** Opening Material for this exercise block **

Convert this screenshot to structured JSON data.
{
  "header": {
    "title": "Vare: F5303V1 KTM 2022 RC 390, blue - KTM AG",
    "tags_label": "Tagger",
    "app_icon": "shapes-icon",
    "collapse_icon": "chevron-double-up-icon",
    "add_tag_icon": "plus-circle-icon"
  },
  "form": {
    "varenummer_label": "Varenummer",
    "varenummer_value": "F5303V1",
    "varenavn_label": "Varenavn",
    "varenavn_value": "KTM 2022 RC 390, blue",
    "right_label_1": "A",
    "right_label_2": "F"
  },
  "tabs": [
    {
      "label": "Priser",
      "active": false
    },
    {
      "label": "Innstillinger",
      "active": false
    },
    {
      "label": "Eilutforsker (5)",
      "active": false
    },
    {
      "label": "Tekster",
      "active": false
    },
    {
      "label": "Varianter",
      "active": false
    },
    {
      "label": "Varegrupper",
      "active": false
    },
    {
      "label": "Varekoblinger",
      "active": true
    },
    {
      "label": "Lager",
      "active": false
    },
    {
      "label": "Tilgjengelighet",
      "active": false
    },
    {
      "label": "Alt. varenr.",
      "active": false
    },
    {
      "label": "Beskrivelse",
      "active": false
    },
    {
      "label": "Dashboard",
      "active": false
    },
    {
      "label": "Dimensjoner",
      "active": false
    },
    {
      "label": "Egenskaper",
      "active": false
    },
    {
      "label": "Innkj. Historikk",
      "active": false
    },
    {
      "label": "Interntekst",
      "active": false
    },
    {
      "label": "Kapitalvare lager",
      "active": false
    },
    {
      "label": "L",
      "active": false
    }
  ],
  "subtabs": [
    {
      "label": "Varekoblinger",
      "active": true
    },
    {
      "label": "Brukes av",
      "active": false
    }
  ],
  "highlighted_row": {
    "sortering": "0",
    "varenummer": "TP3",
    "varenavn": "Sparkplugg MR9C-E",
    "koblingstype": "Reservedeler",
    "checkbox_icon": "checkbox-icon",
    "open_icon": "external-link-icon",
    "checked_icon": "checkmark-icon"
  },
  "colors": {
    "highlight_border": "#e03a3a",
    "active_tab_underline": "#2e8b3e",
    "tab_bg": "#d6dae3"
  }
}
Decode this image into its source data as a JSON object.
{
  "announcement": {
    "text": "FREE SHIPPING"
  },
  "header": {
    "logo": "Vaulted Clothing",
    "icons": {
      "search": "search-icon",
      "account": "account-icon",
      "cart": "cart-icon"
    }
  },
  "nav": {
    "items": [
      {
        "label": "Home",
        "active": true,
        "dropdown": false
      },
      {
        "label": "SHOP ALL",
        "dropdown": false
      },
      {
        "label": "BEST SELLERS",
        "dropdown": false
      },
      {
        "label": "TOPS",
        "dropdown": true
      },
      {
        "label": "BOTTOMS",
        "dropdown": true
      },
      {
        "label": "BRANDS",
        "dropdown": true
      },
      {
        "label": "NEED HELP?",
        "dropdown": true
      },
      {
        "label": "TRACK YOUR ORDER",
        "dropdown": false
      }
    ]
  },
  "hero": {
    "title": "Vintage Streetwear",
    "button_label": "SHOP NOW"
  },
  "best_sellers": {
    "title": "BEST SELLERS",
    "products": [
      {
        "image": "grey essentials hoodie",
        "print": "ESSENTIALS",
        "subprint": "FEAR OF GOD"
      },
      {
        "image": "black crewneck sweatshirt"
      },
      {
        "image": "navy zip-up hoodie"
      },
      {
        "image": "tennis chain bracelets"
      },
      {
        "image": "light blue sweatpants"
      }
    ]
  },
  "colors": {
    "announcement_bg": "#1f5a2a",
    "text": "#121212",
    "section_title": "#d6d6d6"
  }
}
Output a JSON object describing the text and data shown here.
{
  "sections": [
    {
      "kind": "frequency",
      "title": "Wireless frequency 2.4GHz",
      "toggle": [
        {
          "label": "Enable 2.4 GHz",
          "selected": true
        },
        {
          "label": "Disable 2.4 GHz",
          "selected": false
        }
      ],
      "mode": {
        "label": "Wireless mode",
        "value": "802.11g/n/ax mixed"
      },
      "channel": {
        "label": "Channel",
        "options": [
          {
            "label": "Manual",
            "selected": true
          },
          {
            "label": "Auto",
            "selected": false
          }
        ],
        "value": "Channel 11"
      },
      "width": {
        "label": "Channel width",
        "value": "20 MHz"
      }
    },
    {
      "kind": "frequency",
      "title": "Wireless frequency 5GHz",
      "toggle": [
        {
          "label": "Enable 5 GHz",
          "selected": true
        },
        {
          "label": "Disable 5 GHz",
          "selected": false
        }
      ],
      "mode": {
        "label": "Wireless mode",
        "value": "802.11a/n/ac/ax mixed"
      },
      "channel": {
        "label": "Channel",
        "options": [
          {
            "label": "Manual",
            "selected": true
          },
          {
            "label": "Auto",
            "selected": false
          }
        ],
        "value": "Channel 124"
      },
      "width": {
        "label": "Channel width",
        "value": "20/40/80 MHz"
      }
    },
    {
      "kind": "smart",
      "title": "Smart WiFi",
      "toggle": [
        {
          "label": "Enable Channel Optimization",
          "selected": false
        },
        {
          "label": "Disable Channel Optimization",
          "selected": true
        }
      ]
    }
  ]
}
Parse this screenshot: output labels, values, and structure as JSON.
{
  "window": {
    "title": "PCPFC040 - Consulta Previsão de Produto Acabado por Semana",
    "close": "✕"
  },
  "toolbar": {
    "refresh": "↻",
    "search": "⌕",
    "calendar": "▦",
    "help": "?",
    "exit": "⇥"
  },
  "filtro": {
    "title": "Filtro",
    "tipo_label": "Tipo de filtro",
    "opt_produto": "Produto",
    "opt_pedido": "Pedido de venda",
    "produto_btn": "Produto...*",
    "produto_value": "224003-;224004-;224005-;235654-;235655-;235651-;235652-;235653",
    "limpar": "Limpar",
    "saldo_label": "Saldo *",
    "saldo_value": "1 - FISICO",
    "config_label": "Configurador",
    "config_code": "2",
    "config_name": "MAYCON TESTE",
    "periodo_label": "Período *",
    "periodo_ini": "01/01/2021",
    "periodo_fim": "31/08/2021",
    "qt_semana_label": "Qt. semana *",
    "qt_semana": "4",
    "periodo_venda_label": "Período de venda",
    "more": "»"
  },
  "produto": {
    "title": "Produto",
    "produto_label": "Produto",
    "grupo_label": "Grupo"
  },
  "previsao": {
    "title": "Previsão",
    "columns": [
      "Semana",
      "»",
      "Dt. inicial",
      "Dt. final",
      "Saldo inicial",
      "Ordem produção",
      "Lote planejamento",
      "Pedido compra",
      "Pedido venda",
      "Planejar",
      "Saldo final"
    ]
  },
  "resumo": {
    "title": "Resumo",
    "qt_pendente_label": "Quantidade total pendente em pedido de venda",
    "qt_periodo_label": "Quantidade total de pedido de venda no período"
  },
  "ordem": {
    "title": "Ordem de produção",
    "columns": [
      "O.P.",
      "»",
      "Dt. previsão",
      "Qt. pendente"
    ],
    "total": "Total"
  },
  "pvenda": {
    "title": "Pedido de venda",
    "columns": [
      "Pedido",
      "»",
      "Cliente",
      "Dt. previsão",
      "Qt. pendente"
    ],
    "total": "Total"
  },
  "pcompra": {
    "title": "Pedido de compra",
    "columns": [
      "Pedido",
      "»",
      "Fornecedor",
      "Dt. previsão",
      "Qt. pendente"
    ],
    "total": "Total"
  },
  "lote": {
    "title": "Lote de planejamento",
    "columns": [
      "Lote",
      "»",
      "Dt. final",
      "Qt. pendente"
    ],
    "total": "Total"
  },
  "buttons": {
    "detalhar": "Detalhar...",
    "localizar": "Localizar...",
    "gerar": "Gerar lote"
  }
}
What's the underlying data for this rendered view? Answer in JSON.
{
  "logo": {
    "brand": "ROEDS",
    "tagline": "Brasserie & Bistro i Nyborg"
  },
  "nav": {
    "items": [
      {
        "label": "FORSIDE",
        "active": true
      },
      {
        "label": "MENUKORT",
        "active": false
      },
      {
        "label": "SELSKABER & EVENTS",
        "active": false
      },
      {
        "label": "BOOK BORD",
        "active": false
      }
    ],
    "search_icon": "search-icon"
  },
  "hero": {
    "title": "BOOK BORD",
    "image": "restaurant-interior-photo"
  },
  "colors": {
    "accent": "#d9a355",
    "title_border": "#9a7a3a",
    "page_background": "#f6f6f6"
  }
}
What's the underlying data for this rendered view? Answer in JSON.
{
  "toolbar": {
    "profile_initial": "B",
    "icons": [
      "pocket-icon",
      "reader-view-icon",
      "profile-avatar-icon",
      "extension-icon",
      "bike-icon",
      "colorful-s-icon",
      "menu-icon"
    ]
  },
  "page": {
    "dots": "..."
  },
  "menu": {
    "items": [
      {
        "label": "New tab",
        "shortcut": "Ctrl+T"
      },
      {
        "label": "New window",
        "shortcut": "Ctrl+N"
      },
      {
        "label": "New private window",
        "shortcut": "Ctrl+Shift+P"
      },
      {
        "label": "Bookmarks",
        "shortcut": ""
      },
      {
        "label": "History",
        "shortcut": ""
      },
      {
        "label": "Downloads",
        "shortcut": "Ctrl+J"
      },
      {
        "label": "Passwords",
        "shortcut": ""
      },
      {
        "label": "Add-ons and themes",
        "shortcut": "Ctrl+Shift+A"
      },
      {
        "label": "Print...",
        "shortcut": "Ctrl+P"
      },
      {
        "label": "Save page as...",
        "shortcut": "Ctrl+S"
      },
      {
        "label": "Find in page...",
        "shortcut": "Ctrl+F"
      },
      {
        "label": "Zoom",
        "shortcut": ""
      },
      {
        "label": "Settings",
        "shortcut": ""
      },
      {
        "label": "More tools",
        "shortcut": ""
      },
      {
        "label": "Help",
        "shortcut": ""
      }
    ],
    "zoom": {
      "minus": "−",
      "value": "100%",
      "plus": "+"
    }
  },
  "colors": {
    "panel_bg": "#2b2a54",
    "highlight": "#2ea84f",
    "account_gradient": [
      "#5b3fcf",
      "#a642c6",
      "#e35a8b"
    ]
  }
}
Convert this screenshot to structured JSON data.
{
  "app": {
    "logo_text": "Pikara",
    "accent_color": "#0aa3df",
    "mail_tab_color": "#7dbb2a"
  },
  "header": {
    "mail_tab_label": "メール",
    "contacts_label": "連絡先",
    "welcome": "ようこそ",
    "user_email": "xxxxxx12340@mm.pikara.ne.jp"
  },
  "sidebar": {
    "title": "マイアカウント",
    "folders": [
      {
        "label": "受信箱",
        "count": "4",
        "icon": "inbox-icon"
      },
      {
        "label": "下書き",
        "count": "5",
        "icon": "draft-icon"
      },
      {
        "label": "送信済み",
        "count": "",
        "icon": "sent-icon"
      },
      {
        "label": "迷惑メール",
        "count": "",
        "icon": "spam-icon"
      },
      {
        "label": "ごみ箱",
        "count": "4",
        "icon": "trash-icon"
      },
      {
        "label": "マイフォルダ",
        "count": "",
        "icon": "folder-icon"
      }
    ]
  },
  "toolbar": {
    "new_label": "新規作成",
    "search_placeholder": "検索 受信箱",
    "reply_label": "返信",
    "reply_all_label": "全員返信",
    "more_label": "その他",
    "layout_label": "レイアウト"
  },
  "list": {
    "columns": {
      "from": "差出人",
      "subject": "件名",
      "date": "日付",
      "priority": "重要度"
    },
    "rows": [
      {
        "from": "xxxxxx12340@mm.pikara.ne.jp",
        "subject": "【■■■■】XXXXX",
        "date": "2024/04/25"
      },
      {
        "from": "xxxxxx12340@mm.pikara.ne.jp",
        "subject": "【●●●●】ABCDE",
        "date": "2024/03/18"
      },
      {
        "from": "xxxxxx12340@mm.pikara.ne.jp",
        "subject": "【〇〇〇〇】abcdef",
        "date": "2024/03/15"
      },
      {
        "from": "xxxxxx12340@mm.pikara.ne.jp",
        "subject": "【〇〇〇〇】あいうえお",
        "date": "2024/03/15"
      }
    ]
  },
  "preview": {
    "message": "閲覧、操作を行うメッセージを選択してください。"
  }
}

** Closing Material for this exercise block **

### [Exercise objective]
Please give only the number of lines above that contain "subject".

### [Your response]
5